I currently take 15 units of Lantus at night and NovoLog with my meals. My A1cs are always around 7. I always seem to have nighttime lows unless I go to bed high, around 250 mg/dl [13.9 mmol/L], then I wake up with perfect sugars around 80 or 90 mg/dl [4.4 or 5.0 mmol/L]. My daytime sugars are usually pretty good unless I miscalculate when I eat out at restaurants. My doctor keeps wanting me to increase my Lantus to get my A1c down and I tell her that just makes me go too low in the middle of the night. I have read about taking a morning and night shot of Lantus and wondered if that's what I need to do. I feel like my A1c would come down if I could go to bed at a lower sugar of course. During the day, the Lantus seems to remain at a steady place. Any suggestions as to what I could do to avoid these nighttime lows?

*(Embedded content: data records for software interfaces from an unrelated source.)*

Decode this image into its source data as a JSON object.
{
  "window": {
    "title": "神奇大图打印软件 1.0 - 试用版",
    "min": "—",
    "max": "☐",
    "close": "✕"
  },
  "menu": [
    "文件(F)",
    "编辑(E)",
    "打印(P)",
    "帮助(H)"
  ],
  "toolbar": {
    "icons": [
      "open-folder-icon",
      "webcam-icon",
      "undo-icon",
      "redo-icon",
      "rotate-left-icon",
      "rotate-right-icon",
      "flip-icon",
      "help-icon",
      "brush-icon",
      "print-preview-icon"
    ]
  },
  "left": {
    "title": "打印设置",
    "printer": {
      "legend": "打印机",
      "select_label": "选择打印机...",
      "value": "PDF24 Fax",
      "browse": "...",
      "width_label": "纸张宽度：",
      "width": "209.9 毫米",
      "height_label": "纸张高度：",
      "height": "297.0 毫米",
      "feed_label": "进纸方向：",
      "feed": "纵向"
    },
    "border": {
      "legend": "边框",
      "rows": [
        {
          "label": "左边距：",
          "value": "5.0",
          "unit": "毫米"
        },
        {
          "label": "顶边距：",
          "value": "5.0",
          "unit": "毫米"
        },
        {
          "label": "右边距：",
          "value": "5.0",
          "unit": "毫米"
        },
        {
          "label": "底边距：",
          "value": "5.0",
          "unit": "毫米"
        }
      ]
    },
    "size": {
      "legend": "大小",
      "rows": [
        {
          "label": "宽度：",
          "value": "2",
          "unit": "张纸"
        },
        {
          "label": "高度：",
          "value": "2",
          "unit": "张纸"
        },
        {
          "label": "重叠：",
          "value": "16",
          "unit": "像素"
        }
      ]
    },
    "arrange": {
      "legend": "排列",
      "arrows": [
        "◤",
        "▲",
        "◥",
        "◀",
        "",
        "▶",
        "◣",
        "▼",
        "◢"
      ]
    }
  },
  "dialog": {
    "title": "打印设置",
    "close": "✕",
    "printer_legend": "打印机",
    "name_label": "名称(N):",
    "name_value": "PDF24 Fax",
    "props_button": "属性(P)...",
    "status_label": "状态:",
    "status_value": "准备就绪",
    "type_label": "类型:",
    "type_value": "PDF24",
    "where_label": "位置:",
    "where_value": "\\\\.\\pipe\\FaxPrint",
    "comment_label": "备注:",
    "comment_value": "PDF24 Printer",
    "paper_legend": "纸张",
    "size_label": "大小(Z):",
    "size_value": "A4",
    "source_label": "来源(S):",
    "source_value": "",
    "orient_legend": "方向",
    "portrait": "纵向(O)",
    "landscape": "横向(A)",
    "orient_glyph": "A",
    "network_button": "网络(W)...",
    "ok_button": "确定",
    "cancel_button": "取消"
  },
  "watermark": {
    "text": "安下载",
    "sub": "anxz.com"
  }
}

I agree that increasing your dose of Lantus may have the undesired result of more nocturnal hypoglycemia. You could try taking your Lantus in the morning, first. I am not sure that a split dose of Lantus is superior. The other issue is eating an adequate nighttime snack. You want your post-supper blood sugar to be down and appropriately titrated with supper NovoLog. A snack at bedtime is helpful in preventing the lows. The snack is better at preventing lows if they are within four hours or so of going to bed. If they are closer to morning, you may have more difficulty with preventing them with just a snack. That brings up the next point that you need to be able to tell your physician what time of night the blood sugar drops.